To Wayans' credit, the movie isn't a complete bust. In fact, it starts out strongly with a devilishly funny parody of The Exorcist. (It really has nothing to do with the rest of the film, but who cares?) James Woods, filling in for Marlon Brando (who was unable to play the role due to illness), deadpans the part of the exorcist, who has a unique solution to the problem of a girl who is possessed. Aside from The Exorcist spoof, there are other successful bits and pieces - a cat fight (I wish the animals in Cats and Dogs showed this kind of tenacity), a scene in which the tables are turned on a bogeyman under a bed, and a brief Charlie's Angels take-off.

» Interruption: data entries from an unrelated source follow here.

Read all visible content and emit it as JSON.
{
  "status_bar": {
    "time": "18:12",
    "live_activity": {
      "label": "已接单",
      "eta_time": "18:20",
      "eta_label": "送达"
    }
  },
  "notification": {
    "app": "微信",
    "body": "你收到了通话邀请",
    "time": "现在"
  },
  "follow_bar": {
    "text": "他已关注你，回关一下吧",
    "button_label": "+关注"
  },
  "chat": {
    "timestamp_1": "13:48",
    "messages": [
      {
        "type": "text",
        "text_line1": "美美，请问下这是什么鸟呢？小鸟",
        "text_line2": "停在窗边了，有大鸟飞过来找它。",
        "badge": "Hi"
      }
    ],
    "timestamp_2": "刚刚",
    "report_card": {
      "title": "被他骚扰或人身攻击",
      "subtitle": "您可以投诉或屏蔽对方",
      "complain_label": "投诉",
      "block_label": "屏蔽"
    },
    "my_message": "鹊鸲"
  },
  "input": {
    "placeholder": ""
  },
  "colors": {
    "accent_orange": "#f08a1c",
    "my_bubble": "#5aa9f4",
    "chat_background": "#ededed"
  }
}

Far less effective are other satirical vignettes, such as the lampooning of the latest round of Nike basketball commercials or the references to Hollow Man, What Lies Beneath, and other recent horror films.
Scary Movie 2 was put together in a very short time, with Dimension unwilling to delay the release date, and this may have contributed to the film's rushed, sloppy feel. The number of cameos is surprisingly lean. James Woods is one of the few recognizable faces to grace the screen, and he wasn't Wayans' first choice for the role. (I kept imagining how Brando would have played some of the scenes.)
Unfortunately, the elements of Scary Movie 2 that work are dwarfed by those that fail. The picture is characterized by long laugh-less stretches - death to a film virtually devoid of plot and characterization. As was true of Airplane and The Naked Gun, Scary Movie was a one-shot deal. It can not effectively be reconstituted or appended to. Like Blair Witch 2, this sequel bears the obvious stench of crass commercialism ungilded by pious mouthings of a "creative vision." Once the well is dry, further attempts to bring up water yield only mud. One needs look no further than Scary Movie 2 to see the truth of that statement.